“Most people don’t take enough time to understand their business so they don’t know what they’re hiring for,” says Hanson. “So it’s really, really important to take the time to lay out every step of your business so you can see which one moves the needle the most so you can prioritise who to hire and who to look for.”
After figuring out what you need to hire for, it’s time to try to find the right person for the job.
While you can always turn to platforms like Upwork or Fiverr, Hanson actually recommends that you only turn to those types of tools if you can’t find anyone within your network. However, that does not mean you should default to hiring friends and family just because they’re nearby.
But what if you’re just starting out in the industry and you don’t have a network of other professionals to help you out?
It was a situation that Hanson himself faced when he began building his first online business three years ago. Fortunately, he had an easy hack to help him find the best people for the job.
“I began looking for the people who worked with the people who are at where I want to be in 5 or 10 years. Because they’ve already worked with the best, they already know how to get you from where you are to where they are or where you want to be in 5 years, or even shorter,” says Hanson.
By doing this, not only is Hanson able to cut through the chaff and find the people who he can immediately trust to be able to do the job, but he also gains the additional benefit of working with people who have the experience to help guide him through the things he doesn’t know yet.
“I’ve done this process for so many times, for different companies, different verticals, you need to find people who have experience in what you’re trying to build and have worked with people that are way ahead of you,” says Hanson. “Now you’re not just learning about what’s working or not, you’re implementing what’s already working and improving on that.”
Bonus: The LinkedIn Hiring Hack
When Hanson was looking to find a dashing young writer and content strategist (did I also mention courageous and rakishly handsome?) to help him with the Freedom to Ascend blog, he began looking for people that other prolific bloggers have worked with before.
Using Ryan Robinson of ryrob.com as an example, all Hanson needed to do was go onto Ryan’s LinkedIn profile and see if he had given any testimonials to anyone.
“You go to their websites, you see who are on their websites, you go on LinkedIn and you find these people on LinkedIn, you find out who they’ve written testimonials about and that’s how you use other people’s organic relationships,” says Hanson.
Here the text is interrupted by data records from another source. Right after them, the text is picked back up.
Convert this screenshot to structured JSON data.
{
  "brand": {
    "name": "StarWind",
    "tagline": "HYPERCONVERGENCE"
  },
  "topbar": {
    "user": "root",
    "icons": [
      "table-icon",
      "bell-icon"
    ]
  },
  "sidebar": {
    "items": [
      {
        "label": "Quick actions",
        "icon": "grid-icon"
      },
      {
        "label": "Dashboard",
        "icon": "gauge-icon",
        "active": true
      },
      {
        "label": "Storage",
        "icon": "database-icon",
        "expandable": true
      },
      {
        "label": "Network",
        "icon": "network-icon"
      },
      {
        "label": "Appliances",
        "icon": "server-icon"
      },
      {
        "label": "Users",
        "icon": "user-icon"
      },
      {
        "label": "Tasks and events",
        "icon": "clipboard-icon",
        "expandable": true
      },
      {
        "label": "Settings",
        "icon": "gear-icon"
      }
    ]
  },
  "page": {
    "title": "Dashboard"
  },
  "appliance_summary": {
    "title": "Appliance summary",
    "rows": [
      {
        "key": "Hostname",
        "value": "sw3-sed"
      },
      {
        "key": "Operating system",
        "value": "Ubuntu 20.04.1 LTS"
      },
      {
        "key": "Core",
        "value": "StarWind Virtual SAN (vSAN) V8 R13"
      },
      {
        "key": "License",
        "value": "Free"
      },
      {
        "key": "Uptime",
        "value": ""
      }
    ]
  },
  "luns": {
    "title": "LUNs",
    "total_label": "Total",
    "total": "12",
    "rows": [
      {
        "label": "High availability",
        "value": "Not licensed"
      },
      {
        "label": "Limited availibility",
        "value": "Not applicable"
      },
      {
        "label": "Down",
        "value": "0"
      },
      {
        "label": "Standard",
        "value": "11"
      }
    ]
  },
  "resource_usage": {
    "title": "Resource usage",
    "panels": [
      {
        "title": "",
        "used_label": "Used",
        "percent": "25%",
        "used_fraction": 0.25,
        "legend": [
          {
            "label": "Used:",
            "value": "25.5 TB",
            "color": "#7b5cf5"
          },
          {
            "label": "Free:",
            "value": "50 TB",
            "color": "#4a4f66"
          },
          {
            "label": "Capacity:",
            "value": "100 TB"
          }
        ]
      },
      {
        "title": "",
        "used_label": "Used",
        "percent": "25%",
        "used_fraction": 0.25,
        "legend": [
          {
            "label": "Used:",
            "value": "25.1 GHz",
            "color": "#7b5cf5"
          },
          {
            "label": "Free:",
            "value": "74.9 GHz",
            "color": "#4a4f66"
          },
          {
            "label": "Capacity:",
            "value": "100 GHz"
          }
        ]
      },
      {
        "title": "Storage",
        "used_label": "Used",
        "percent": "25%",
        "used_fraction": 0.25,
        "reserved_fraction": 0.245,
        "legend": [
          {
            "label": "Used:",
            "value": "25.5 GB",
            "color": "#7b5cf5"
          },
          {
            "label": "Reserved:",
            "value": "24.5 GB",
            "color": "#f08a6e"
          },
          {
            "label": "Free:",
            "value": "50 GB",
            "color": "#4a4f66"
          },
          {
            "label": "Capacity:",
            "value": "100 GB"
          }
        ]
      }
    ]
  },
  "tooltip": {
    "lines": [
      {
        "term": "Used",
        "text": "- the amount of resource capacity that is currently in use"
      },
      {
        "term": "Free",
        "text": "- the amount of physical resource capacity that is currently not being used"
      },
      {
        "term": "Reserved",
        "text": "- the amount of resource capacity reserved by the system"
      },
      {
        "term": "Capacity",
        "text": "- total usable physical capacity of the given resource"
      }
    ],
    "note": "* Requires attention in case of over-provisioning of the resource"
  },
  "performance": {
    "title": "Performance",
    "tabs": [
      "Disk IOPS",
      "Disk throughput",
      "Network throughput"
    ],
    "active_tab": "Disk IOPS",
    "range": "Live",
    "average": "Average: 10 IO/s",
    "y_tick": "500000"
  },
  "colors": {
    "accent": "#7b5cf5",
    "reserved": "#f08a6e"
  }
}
“Think about all the people you have in your LinkedIn and all the people you’ve written a testimonial about. You’ve only ever written a testimonial about people you’re either really good friends with and want to do well, or they’ve done outstanding work with you before.”
It’s a simple tactic, but one that is incredibly effective in helping you quickly find the best possible people you can bring onboard or work together with to grow business.
Growing a business is a lot like spinning plates.
As your business grows you’ll be given more and more plates to watch over and while you can theoretically try to keep all the plates spinning by yourself, eventually they’re all going to come crashing down if you keep on trying to do everything by yourself.
At the end of the day, it isn't hard to grow a business. All you need to do is follow the steps outlined here and you’ll be well on your way to achieving continuous and sustainable growth.
“It’s a cycle: finding out what you need help with, finding the right people, getting that done and then seeing what else you’re doing now so you can fire yourself form. Once you get into that habit the quicker you’ll grow business.”
There are tons of resources out there, like this very article, to help you grow and if you need a little extra help, you can always reach out to the experts themselves.
Last Updated on August 18, 2022 by Hanson Cheng